Filter the listing below, copying every line in which the word "true" appears.

:: Working data

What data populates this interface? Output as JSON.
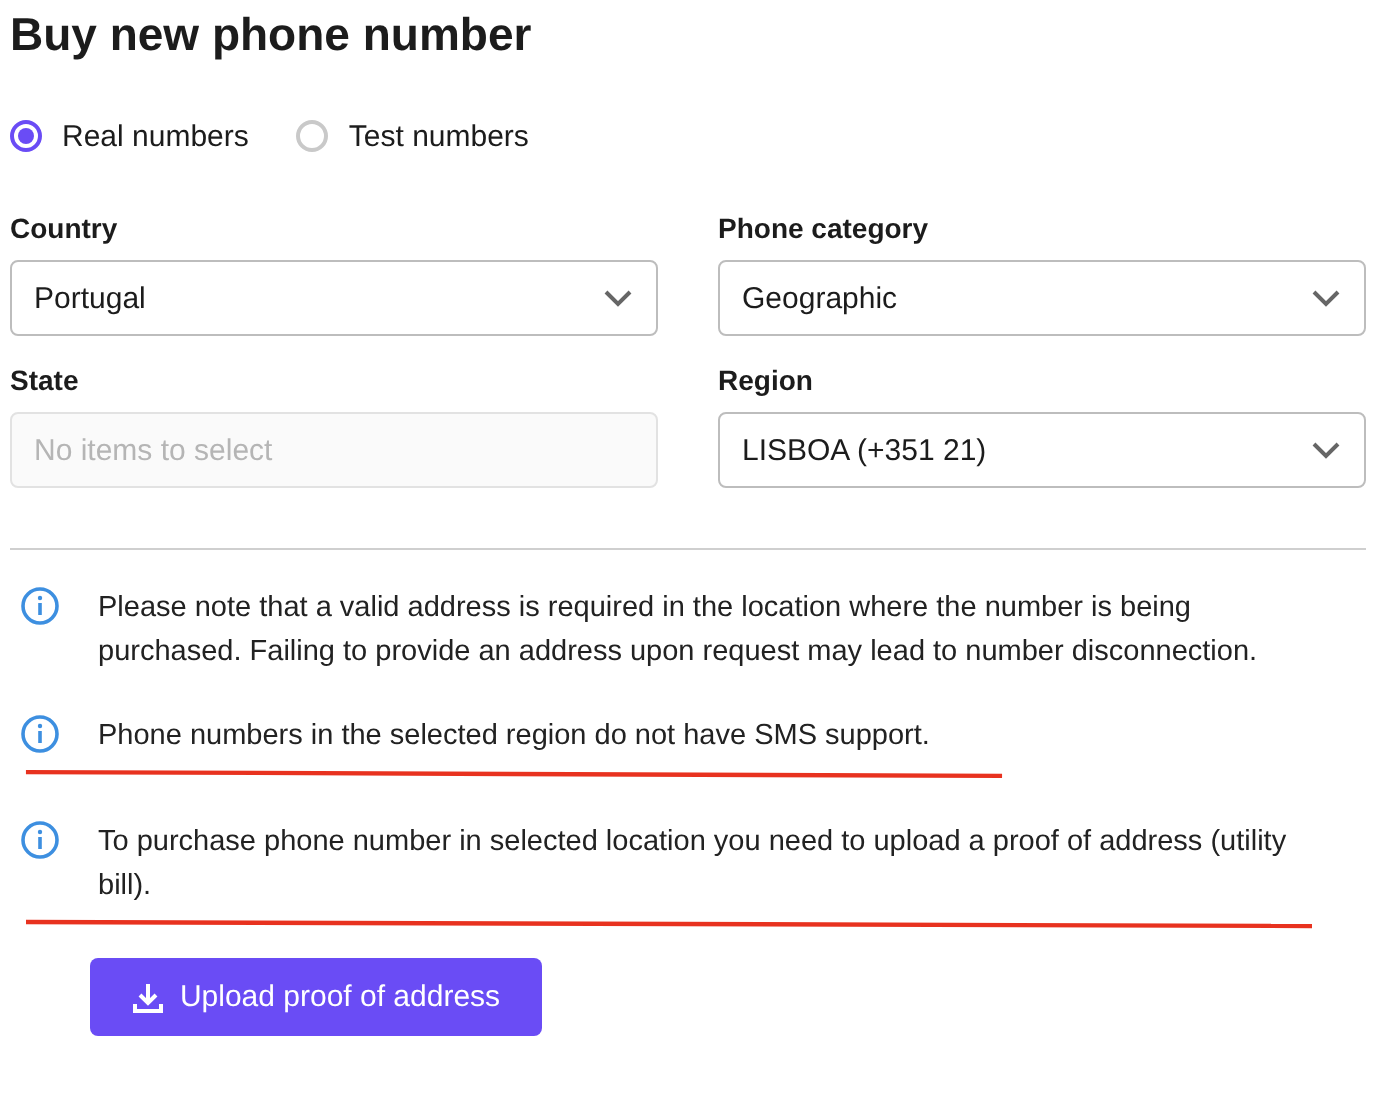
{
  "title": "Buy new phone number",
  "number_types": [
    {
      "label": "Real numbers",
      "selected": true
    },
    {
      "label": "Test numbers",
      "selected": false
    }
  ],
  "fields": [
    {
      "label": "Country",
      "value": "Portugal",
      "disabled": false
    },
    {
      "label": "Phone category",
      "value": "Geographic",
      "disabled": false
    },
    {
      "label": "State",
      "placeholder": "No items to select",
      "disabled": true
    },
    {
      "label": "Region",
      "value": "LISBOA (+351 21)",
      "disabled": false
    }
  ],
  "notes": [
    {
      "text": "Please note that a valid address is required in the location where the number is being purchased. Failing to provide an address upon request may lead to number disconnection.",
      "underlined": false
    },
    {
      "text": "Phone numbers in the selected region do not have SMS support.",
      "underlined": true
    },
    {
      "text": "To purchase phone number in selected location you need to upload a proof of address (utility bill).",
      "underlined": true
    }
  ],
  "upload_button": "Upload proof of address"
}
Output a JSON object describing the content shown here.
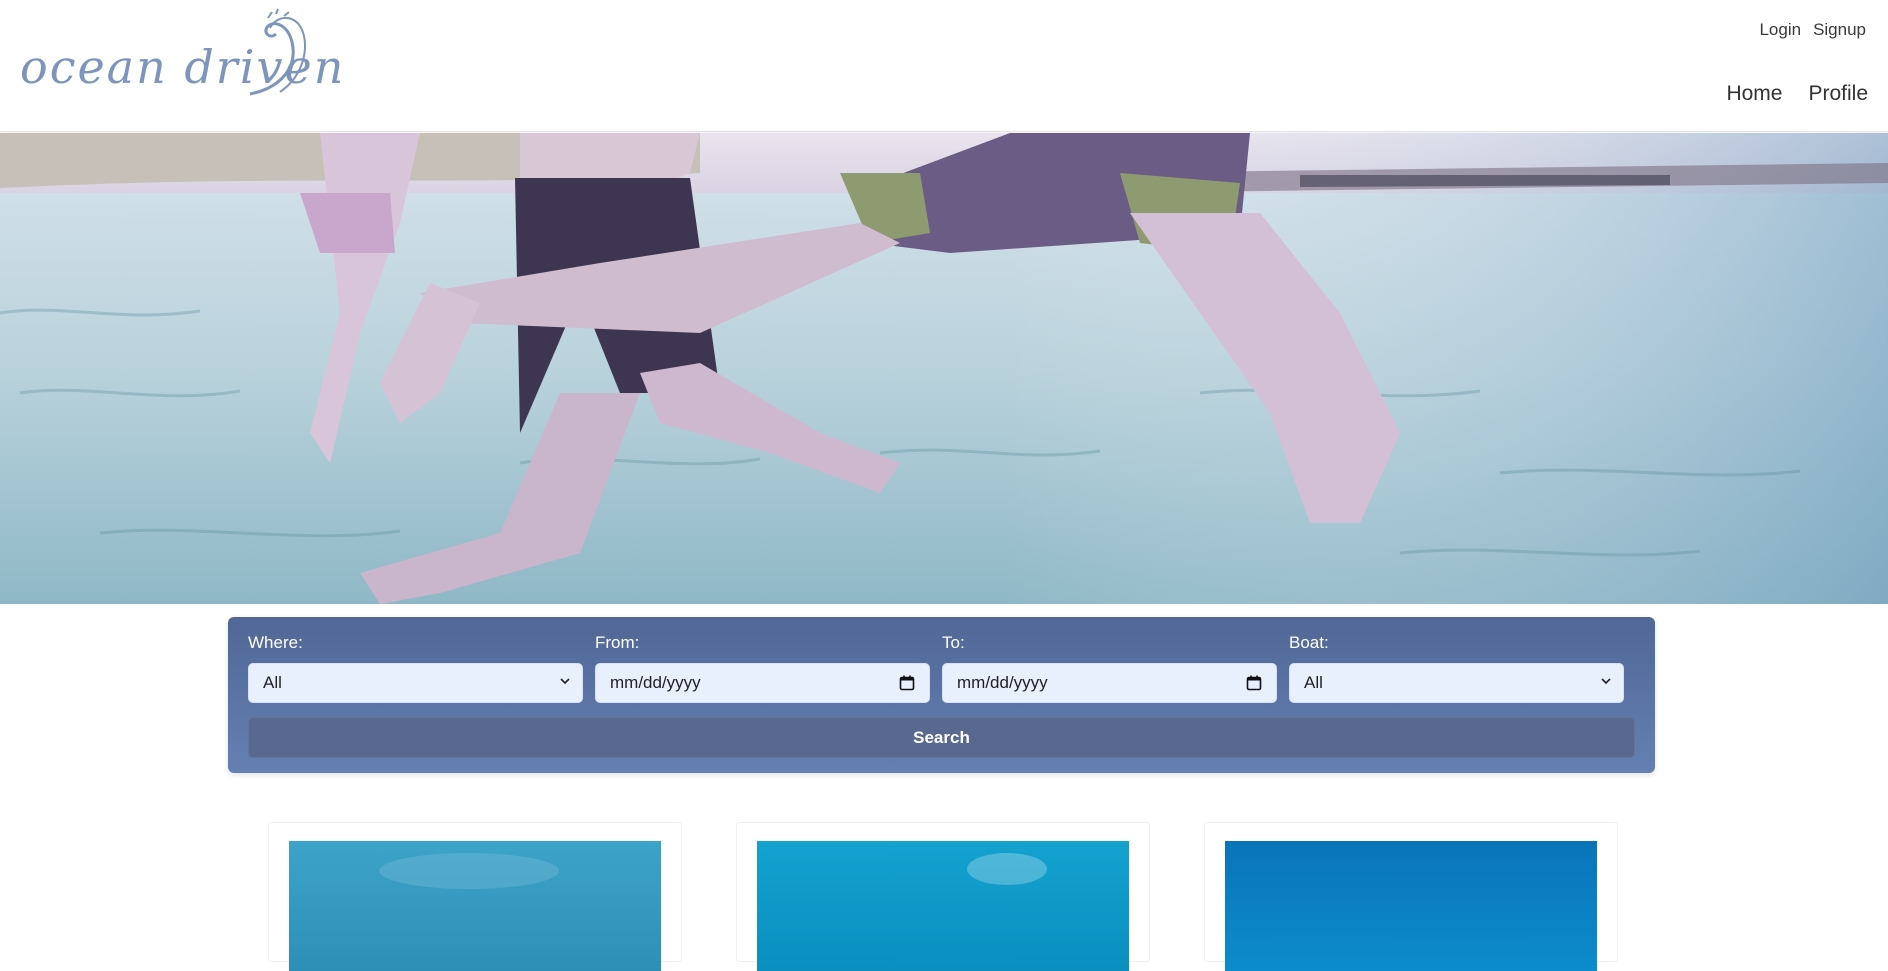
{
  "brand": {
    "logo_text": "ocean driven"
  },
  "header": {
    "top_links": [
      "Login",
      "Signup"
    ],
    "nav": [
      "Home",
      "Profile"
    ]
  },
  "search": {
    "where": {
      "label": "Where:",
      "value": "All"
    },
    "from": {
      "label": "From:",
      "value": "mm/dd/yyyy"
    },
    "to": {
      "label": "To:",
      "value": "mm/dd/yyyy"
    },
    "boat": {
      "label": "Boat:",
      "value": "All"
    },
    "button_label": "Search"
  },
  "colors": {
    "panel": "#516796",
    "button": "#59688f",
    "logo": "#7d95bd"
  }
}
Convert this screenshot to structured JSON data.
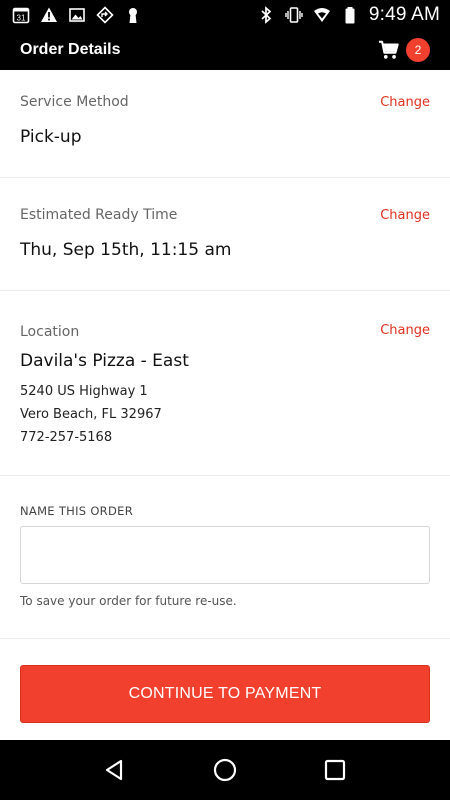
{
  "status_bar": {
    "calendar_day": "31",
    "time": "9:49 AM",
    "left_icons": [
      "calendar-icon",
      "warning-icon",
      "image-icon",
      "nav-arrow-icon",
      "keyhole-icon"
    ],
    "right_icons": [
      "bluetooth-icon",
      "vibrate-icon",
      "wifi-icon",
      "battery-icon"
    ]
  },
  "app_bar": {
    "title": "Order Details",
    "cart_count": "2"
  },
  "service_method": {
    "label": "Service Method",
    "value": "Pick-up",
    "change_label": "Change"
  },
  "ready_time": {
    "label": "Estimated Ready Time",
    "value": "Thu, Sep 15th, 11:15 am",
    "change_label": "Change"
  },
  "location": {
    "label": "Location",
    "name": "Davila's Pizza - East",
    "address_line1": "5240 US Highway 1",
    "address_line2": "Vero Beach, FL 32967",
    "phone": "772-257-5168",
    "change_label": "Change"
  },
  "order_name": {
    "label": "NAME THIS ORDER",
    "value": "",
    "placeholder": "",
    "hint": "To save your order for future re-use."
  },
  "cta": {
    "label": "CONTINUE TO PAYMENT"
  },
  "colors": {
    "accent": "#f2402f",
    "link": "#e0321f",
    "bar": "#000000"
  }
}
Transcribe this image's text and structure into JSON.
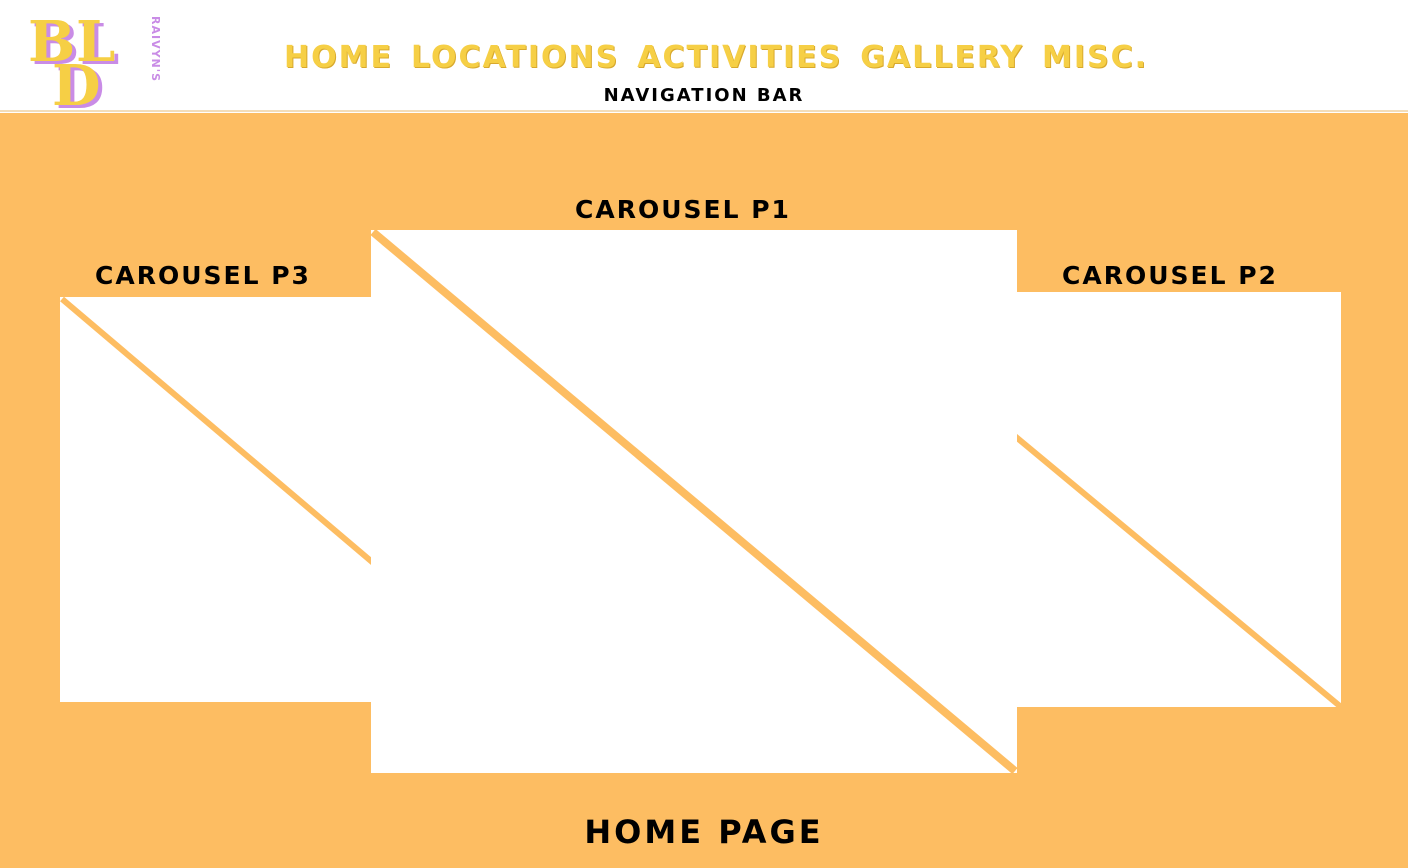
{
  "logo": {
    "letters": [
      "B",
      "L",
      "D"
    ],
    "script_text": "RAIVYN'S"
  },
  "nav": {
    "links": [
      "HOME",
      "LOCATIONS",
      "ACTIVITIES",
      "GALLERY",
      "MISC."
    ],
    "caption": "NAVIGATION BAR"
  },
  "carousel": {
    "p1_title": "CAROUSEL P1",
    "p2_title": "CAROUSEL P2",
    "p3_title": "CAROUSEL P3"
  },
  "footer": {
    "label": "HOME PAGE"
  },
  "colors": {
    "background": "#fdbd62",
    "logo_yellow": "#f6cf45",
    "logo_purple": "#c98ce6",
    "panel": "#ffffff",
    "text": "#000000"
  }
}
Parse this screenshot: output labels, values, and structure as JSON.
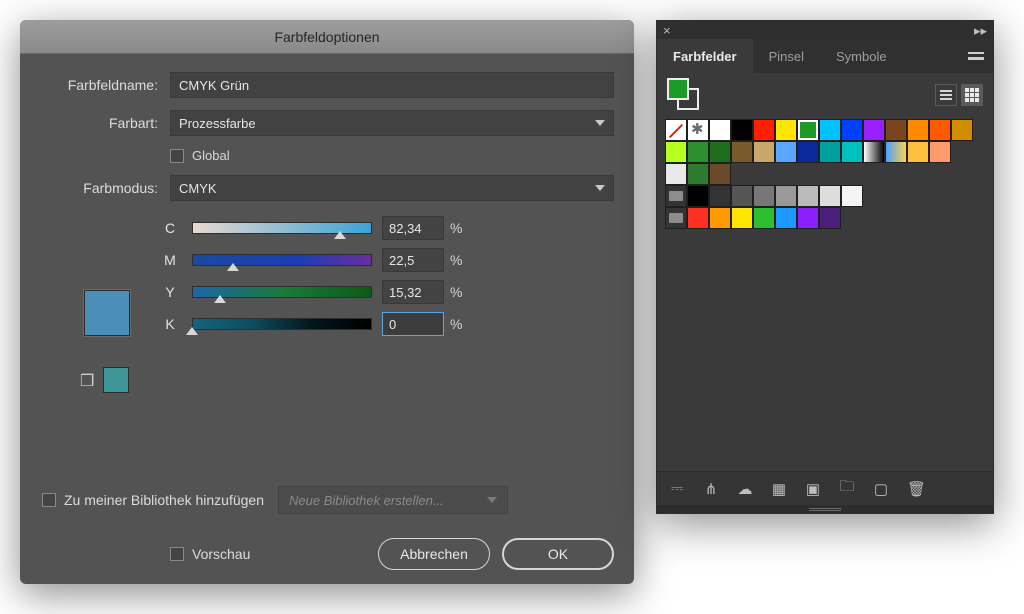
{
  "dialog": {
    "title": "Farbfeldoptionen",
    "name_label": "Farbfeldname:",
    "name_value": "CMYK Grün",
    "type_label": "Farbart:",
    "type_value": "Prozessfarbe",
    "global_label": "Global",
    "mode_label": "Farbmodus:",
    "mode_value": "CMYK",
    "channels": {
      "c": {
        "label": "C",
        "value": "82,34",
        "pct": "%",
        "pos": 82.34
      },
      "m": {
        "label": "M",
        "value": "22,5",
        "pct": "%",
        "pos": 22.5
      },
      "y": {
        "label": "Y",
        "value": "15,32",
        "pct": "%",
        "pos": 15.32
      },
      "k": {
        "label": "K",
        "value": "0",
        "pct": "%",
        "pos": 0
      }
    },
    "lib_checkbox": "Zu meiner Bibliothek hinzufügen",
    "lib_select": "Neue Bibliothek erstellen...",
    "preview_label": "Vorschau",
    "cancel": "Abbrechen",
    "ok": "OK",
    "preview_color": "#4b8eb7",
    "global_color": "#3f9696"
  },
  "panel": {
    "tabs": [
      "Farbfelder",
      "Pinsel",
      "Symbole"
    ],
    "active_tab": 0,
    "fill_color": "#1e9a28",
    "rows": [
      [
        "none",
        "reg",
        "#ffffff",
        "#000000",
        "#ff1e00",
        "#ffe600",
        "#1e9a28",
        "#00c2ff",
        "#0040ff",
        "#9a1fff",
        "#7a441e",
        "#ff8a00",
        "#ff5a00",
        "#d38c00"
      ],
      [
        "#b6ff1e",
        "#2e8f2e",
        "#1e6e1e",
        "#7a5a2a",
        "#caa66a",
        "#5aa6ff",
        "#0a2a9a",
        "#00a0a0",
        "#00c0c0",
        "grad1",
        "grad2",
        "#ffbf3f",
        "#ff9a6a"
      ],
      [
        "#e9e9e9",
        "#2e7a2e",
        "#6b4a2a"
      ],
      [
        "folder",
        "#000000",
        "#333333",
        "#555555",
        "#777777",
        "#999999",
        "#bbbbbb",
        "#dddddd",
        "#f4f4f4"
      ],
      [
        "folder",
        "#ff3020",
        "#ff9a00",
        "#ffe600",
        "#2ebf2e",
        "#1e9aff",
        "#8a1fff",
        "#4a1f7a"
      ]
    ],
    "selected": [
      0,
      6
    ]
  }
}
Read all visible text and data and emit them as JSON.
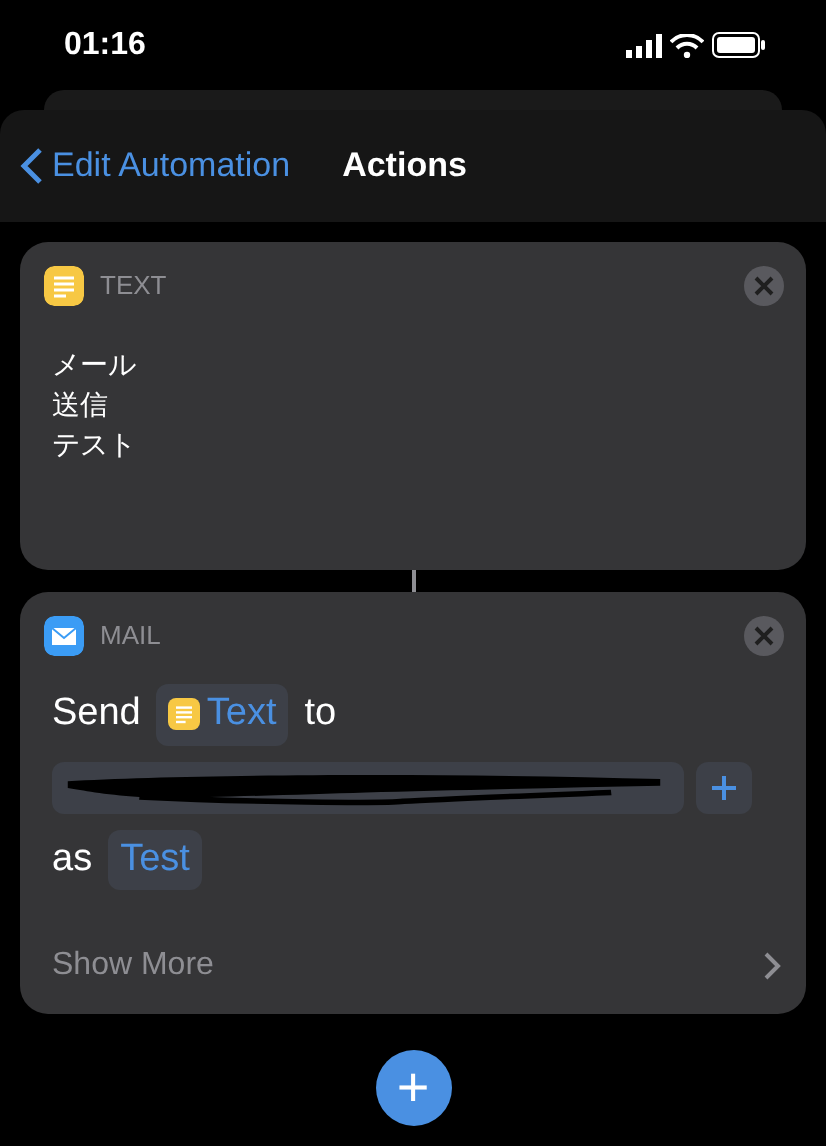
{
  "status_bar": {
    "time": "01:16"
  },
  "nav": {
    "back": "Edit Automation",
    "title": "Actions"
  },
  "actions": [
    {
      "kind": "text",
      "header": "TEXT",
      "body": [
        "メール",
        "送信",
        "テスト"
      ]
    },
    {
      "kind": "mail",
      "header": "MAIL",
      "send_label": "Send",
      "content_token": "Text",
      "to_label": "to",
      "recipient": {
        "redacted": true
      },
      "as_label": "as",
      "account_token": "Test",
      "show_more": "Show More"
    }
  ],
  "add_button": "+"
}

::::

## Completed exercise
      "selected": true
      "disabled": true
      "underlined": true
      "underlined": true
        "redacted": true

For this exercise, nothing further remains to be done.